**What needs to be done**
Pictures are not part of the copy; retype all the records below exactly.

*** Records for processing ***

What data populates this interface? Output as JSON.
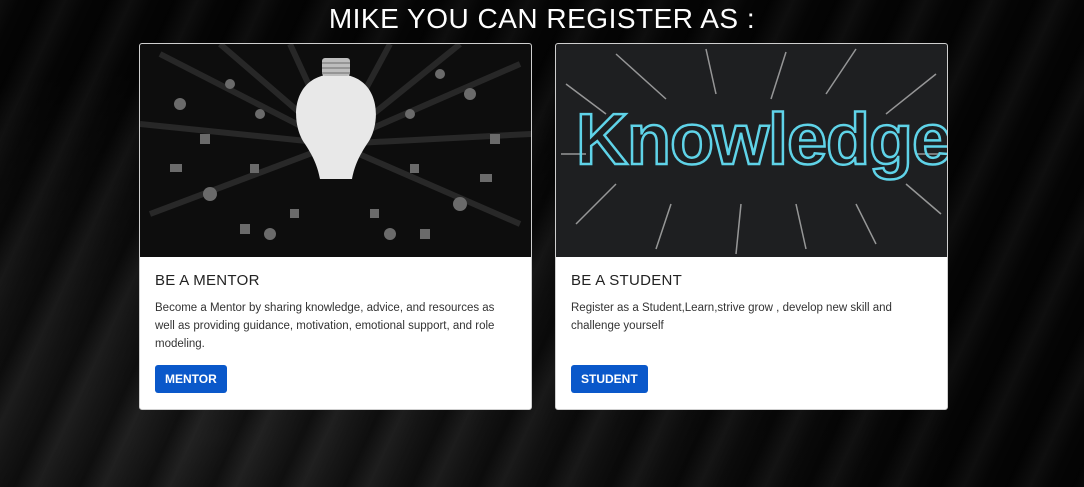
{
  "page": {
    "heading": "MIKE YOU CAN REGISTER AS :"
  },
  "cards": [
    {
      "title": "BE A MENTOR",
      "description": "Become a Mentor by sharing knowledge, advice, and resources as well as providing guidance, motivation, emotional support, and role modeling.",
      "button_label": "MENTOR",
      "image": "lightbulb-icons-illustration"
    },
    {
      "title": "BE A STUDENT",
      "description": "Register as a Student,Learn,strive grow , develop new skill and challenge yourself",
      "button_label": "STUDENT",
      "image": "knowledge-chalkboard-illustration",
      "image_text": "Knowledge"
    }
  ],
  "colors": {
    "button": "#0a58ca",
    "background": "#0b0b0b",
    "chalk": "#5fd3e8"
  }
}
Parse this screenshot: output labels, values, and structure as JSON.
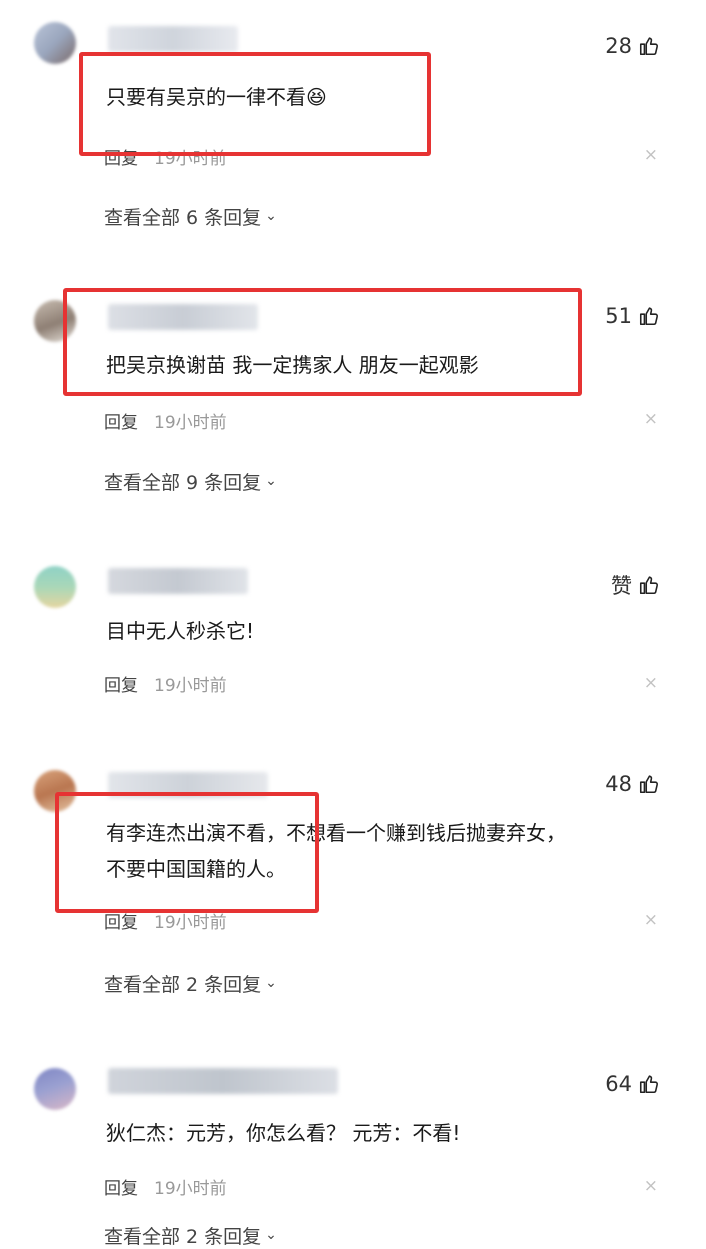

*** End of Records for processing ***

**Output for this task**
What data populates this interface? Output as JSON.
{
  "page": {
    "heading": "MIKE YOU CAN REGISTER AS :"
  },
  "cards": [
    {
      "title": "BE A MENTOR",
      "description": "Become a Mentor by sharing knowledge, advice, and resources as well as providing guidance, motivation, emotional support, and role modeling.",
      "button_label": "MENTOR",
      "image": "lightbulb-icons-illustration"
    },
    {
      "title": "BE A STUDENT",
      "description": "Register as a Student,Learn,strive grow , develop new skill and challenge yourself",
      "button_label": "STUDENT",
      "image": "knowledge-chalkboard-illustration",
      "image_text": "Knowledge"
    }
  ],
  "colors": {
    "button": "#0a58ca",
    "background": "#0b0b0b",
    "chalk": "#5fd3e8"
  }
}
Parse this screenshot: output labels, values, and structure as JSON.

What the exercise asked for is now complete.